Public service unions have been invited to pay talks by the Government in a bid to strike a deal on a successor to the current Building Momentum agreement, which is due to expire within weeks.
Minister for Public Expenditure Paschal Donohoe announced the invitation after the Cabinet met on Tuesday, saying he believes a deal is possible but that discussions would be “difficult”.
“I’ve been involved now in a number of different public-sector wage agreements and my anticipation is that this will be a particularly demanding agreement to get.”
Mr Donohoe said he hopes the talks intended to yield an agreement can start in the coming days.
Speaking at the union’s conference in Galway, Siptu’s Deputy General Secretary with responsibility for the public sector, John King, said the Irish Congress of Trade Unions public services committee would meet on Wednesday morning to discuss the invitation but agreed with Mr Donohoe that the process is unlikely to be easy.
The union side feels the Government has not moved on in its outlook from the public service deals done in the immediate aftermath of the financial crash of 15 years ago, he suggested, while expectations in society more generally have been transformed by the scale of the economic recovery in recent years.
The Department of Public Expenditure and Reform, he said, viewed the deals as being about “cost control containment”. The union’s committee, however, believes that “society is demanding greater and more public services”.
“So there’s a natural conflict in that. The conflict was less evident when the economy was in crisis mode but we now have a robust economy, we’ve a population of over 5 million, we’ve got 2.3 million people work,” he said.
Mr King has previously said the unions see the establishment of a mechanism to address local claims with regard to issues like grade-related pay as a key component of any new agreement.
In a statement, the union group said it wants “a focus on the stabilisation of any future agreement, by seeking to resolve outstanding issues affecting a number of public service grades, groups and categories, in addition to measures to ensure the ‘future-proofing’ of quality public services and public service employment”.
Mr King declined to comment on what pay increases might be sought but the unions have previously suggested they must address the impact of ongoing high levels of inflation.
The committee’s officers are officials of Fórsa, the Irish Nurses and Midwives Organisation and Irish National Teachers Organisation as well as Siptu. Those four senior officials will negotiate on behalf of all public and civil servants.

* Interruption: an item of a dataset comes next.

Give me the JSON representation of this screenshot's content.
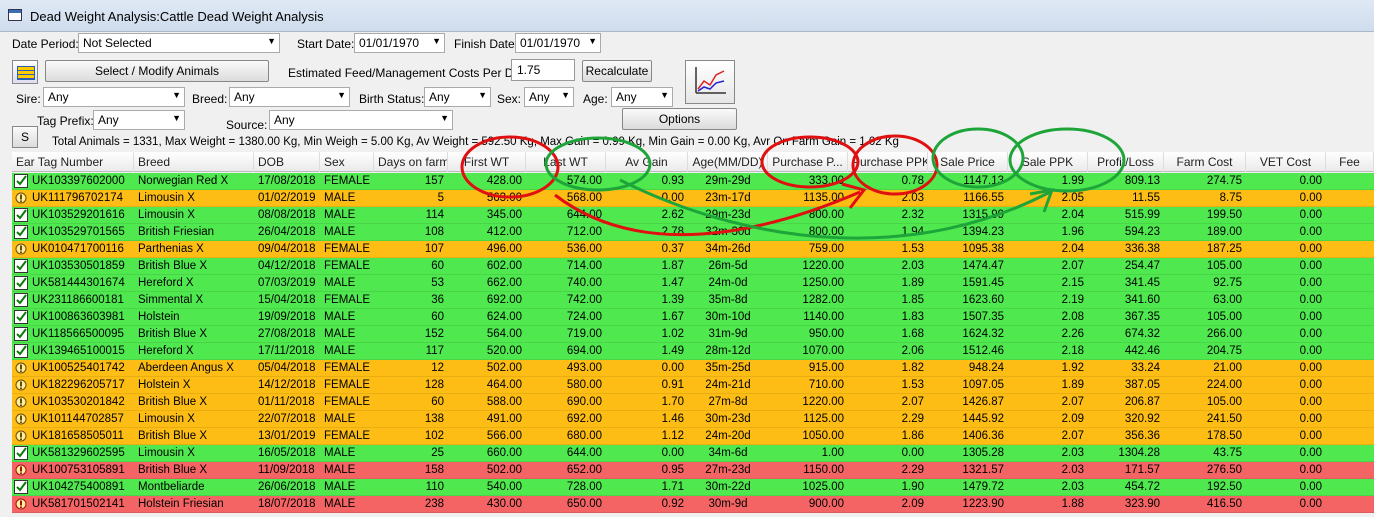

Initial indications from the union side are that talks at the Workplace Relations Commission might not get under way at until after the weekend but the scheduling depends to a significant extent on the WRC.
Building Momentum is due to expire at the end of the year and Mr Donohoe said “there is a need to continue to manage the public service pay bill in a sustainable way”.
“This is particularly important given the multiple challenges facing the economy, including increasing levels of economic uncertainty, and, of course, the challenge of the cost-of-living.
“I believe an opportunity does exist for all parties to engage constructively to deliver an outcome that is reasonable and fair to both public servants and to taxpayers,” he said.
He acknowledged the impact of price pressures and inflation on public sector workers and highlighted the Government has already announced cost-of-living measures in the Budget.
“There is an important balance to be struck between maintaining industrial peace and protecting the taxpayer and as always, the Government will engage in good faith to find a mutually acceptable outcome in any discussions. But this equally means that it cannot be a deal at any cost,” he said.